 Last week when Grandma Joyce and Aunt Karin were visiting, I sweet-talked Aunt Karin into joining me in Reid’s room while I went through her drawers. Aunt Karin packed up the clothes that I was designating as “too small” as I set them aside. She even got through a backlog pile of clothes that had been piling up.  When we left the room, Reid had drawers full of clothes that fit and were warm enough for the Ottawa fall and winter and Aunt Karin had boxes to pass along to friends and family who have smaller kids.

My recommendation for switching seasonal clothing:  invite your sister, tag team the project and get the boxes right out of the house.

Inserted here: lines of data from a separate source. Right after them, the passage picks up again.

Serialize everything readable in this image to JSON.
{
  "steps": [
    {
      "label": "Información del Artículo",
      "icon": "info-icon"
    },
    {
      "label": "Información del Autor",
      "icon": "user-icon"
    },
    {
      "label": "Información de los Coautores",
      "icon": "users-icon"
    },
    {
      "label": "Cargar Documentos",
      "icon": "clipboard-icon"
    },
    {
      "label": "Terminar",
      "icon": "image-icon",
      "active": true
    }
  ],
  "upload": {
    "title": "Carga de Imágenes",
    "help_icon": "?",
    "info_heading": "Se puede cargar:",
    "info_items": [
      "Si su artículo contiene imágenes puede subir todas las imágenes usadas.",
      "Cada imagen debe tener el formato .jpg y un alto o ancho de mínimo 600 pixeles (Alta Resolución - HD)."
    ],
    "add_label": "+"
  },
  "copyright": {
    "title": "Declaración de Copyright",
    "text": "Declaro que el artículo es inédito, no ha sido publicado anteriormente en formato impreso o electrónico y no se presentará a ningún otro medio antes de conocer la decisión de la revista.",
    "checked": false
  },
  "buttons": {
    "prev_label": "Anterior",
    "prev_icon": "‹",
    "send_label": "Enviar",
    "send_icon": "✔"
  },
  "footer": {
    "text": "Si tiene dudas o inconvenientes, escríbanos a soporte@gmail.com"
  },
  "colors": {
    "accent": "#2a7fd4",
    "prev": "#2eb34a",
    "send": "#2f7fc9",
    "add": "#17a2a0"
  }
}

I usually falter on the last step.

Farmer Paul’s straw man – Wordless Wednesday

Wednesday, November 14th, 2007

Reid and the giant strawman the Farmer Paul built
Check out the Wordless Wednesday HQ
View More Wordless Wednesday Participants or look at my previous Wordless Wednesday entries.

So many reasons to be grateful for our kids

Tuesday, November 13th, 2007

I wrote over the weekend about why I am grateful for Reid. Today I would add that having Reid has made me think more about what is my life through the writing of my blog and also introduced me to others who have embarked on the same sort of contemplative life (in the midst of the chaos that can accompany life with children). MamaBlogga has posted the final list of 31 participants in the November Group Writing Project and I’m pasting the list below. Have a look, you’ll discover some reasons to be grateful for your children that you might never have articulated.